“Myself and my boyfriend used to have sex four or five times a week – I know! – but recently I just haven’t been feeling it. We’re still pretty active but I’d do it more if it wasn’t so uncomfortable. It’s not all the time but I do seem to be ‘dryer’ at certain times of the month. Using a lubricant seems like a natural solution but I’m way too embarrassed to introduce it or even talk about it with my boyfriend. I suppose I feel like I would be admitting that my body is the problem here too. I’m also bad at talking about sex stuff, even with my friends. Where do I start?”

Okay, let’s start with this: your body is definitely not a problem and you have absolutely nothing to feel embarrassed about. I know that’s easy to say and much harder to work through IRL, especially when intimate chat is not your home zone but think of us as a virtual cheering squad, leading the way!

Although vaginal dryness is often associated with menopausal women (i), the contributing factors are vast and very often nothing to do with age or life stage. You mention that your discomfort appears to be cyclical and this again, is very normal. Hormonal fluctuations play a huge role in everything from our pH levels to our vaginal secretions (ii). Stress, anxiety (iii) and even the side effects of common hay fever remedies can impact our physiological make-up (iv) and contribute to intimate dryness and painful sex. Our hormonal cycles throughout the month can also impact our sex lives, and it can be difficult to navigate a solution.

If you’re experiencing vaginal dryness along with a lack of sexual desire, your libido may have taken a hit too so it’s certainly worth exploring further with your GP (v). Remember that there’s also a chance that your partner — or what he’s doing — just doesn’t turn you on anymore (vi). Regularity doesn’t necessarily imply heightened levels of desire, so this is also worth examining. Perhaps the old routines are losing their allure and you both need to switch things up a bit?

Enter, the transformative powers of lube! Continuing on our myth-busting parade, there is a common misconception that intimate lubricant is solely to alleviate dryness or to facilitate more experimental sex and this is definitely not the case. If used creatively – in masturbation, with a sex toy or beneath a condom, for example, it’s well regarded as the single most important aid in taking sex to the ‘next level.’ We’ve all heard about that sex, right?

So, start with a water-based lubricant – which is condom-safe, easy to wash off and kind to your body. Introduce it as a ‘surprise’ for your boyfriend, a new toy to play with. Most men appreciate sexual guidance and it may well be that your boyfriend senses that you are less aroused by him at the moment. Explain that the lubricant is not because you don’t desire him but that sex has been occasionally painful for you recently and you think introducing lube may help.

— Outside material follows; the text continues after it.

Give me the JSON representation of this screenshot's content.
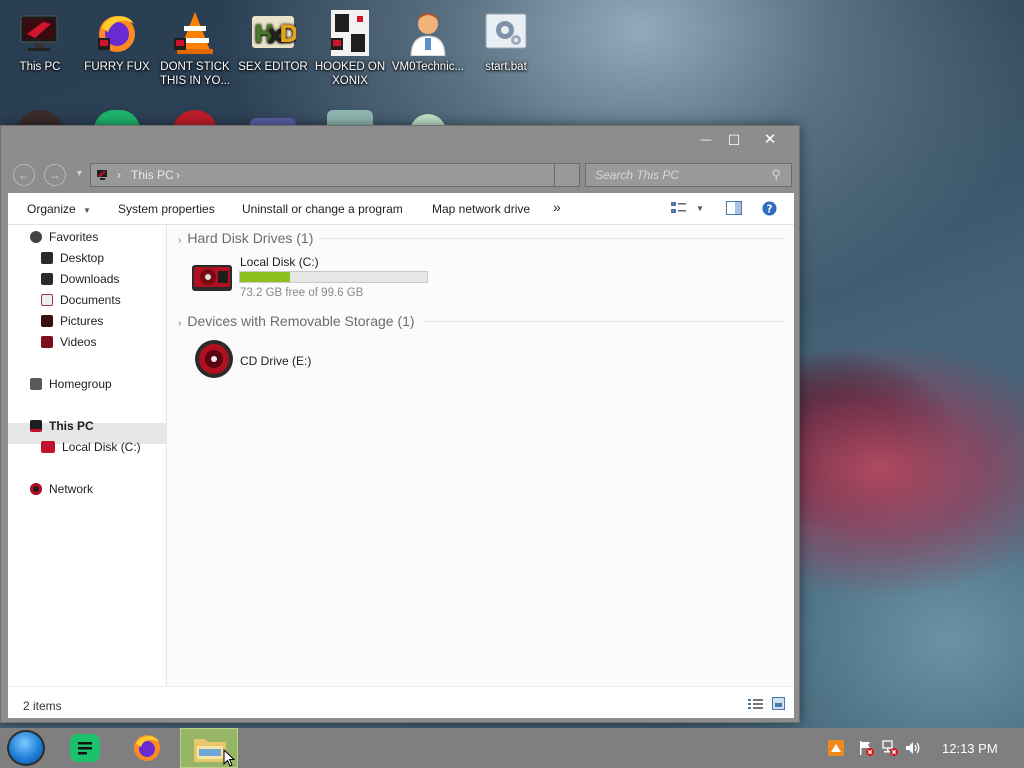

I know you don’t feel hugely comfortable discussing it but you could ask him to give you an intimate massage with one or two drops of lube and see where you end up. (Heaven, I suspect). Yes, these are big steps to take when sex chat is not your thing but you may also find that by opening up the conversation and broadening your sexual repertoire, you will in turn progress to a new realm of self-discovery. And if your boyfriend is averse to lube – for some ungodly reason – tell him that you think his penis might have grown since you met, that you need assistance to take all of him on. That should do it.


References:

(i) – WebMd

(ii) –  HelloClue.com

(iii) – CalmClinic.com

(iv) – Dr. Sadaty

(v) – Netdoctor.co.uk

(vi) – Everydayhealth.com